This book was released on October 6, 2016. I received a copy through NetGalley.
The main thing that drew me to this book was the name. I have a love-hate relationship with the song “Hallelujah”; if you want to pick one song to make me cry, it’s that one. In the Afterword, the author says that her inspiration for this book was her son, who learned the harp as a boy and played “Hallelujah”.
Along with Bathsheba, that I read recently as well, this book tells the story of King David, a legendary figure. This time, the story is from the point of view of his long-suffering advisor and prophet, Nathan. After the murder of his father by David’s hand, Nathan spouts off his first prophesy, causing David to take him in.
In the form of a biography written by Nathan, we hear the entire life of David, from the circumstances surrounding his birth, to the crowning of his son Solomon, or Shlomo, as he is known in this book. It is a life of much tragedy and sorrow, even if some of it was self-inflicted by his actions.

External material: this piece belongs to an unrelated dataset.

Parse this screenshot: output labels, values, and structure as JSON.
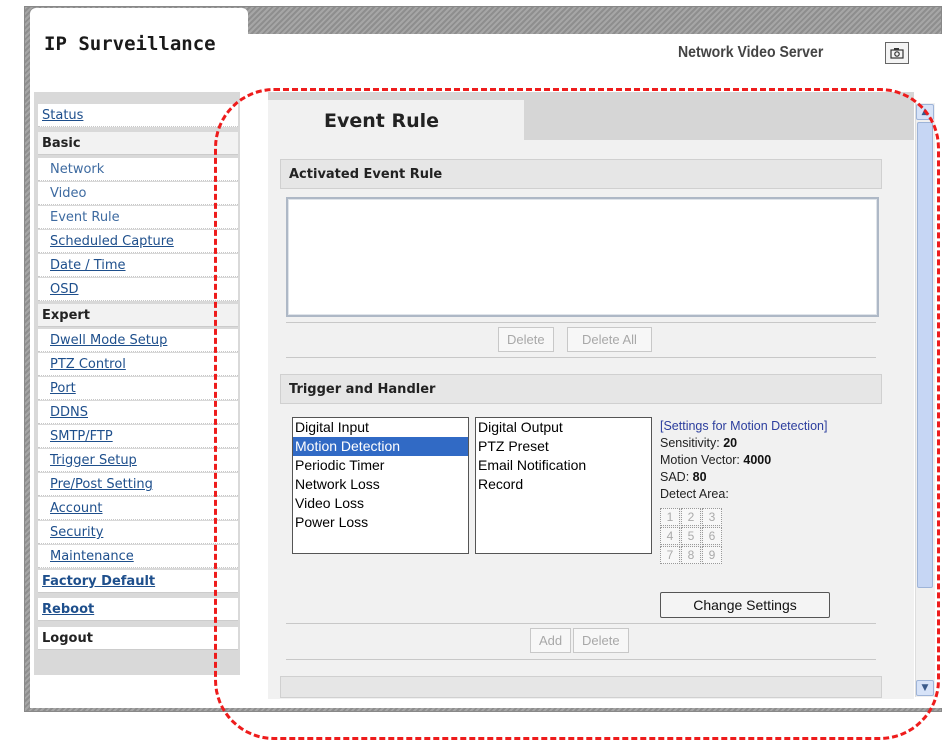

This book has beautiful descriptions and tells of everyday life so well that you feel like you’re there. It is the story of a flawed, yet well-loved king, a very human retelling.